  1. The university will only send emails to your student zMail account. All information about your courses, educational adjustments, exams etc is sent to this account.
  2. To know what’s going on, you need to check and read your student emails at least twice a week – even during semester breaks. You must read and respond to emails the university sends you. Often there are things you have to do before a deadline. You will miss out on important information if you do not open your zMail account regularly. You can link your student email account to your personal email account.
  3. Our office and your Disability Adviser will send you emails regarding your adjustments. You can reduce your stress levels considerably by opening your emails from us as soon as you get them. If you do not open your emails, read them and follow the request or information the emails contains, you risk delaying the implementation of your provisions for your exams, coursework, notetaking, alternative formatting etc.

How do I change my educational adjustments?

You may require educational adjustments for the whole time you are studying at UNSW or for just one or two semesters.

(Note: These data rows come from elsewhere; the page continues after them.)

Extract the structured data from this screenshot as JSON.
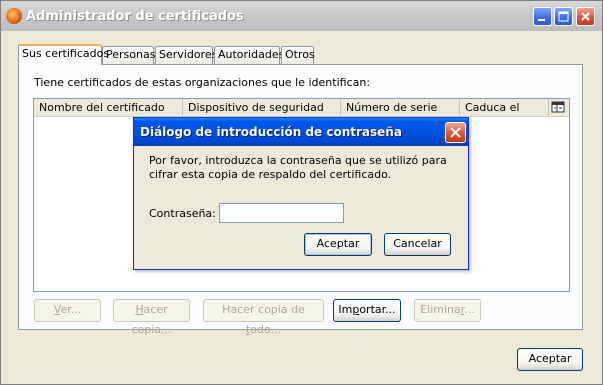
{
  "window": {
    "title": "Administrador de certificados",
    "icon": "firefox-icon"
  },
  "tabs": [
    {
      "label": "Sus certificados",
      "active": true
    },
    {
      "label": "Personas",
      "active": false
    },
    {
      "label": "Servidores",
      "active": false
    },
    {
      "label": "Autoridades",
      "active": false
    },
    {
      "label": "Otros",
      "active": false
    }
  ],
  "panel": {
    "intro": "Tiene certificados de estas organizaciones que le identifican:",
    "columns": [
      "Nombre del certificado",
      "Dispositivo de seguridad",
      "Número de serie",
      "Caduca el"
    ],
    "rows": []
  },
  "actions": {
    "view": {
      "label_pre": "",
      "accel": "V",
      "label_post": "er...",
      "enabled": false
    },
    "backup": {
      "label_pre": "",
      "accel": "H",
      "label_post": "acer copia...",
      "enabled": false
    },
    "backup_all": {
      "label_pre": "Hacer copia de ",
      "accel": "t",
      "label_post": "odo...",
      "enabled": false
    },
    "import": {
      "label_pre": "Im",
      "accel": "p",
      "label_post": "ortar...",
      "enabled": true
    },
    "delete": {
      "label_pre": "Elimina",
      "accel": "r",
      "label_post": "...",
      "enabled": false
    }
  },
  "ok_label": "Aceptar",
  "dialog": {
    "title": "Diálogo de introducción de contraseña",
    "message": "Por favor, introduzca la contraseña que se utilizó para cifrar esta copia de respaldo del certificado.",
    "password_label": "Contraseña:",
    "password_value": "",
    "ok_label": "Aceptar",
    "cancel_label": "Cancelar"
  },
  "colors": {
    "dialog_title": "#0054e3",
    "window_title_inactive": "#c9c9c9",
    "active_tab_accent": "#f6b54b"
  }
}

Sometimes you may experience a setback with your disability. A condition may recur or worsen or require you to be hospitalised for treatment etc.

If your studies are interrupted or your needs change, please let your Disability Adviser know as soon as possible. Your educational adjustments may be reviewed or adjusted to suit your circumstances.

Any changes to your educational adjustments may need to be supported by new or updated documentation.

See also support for: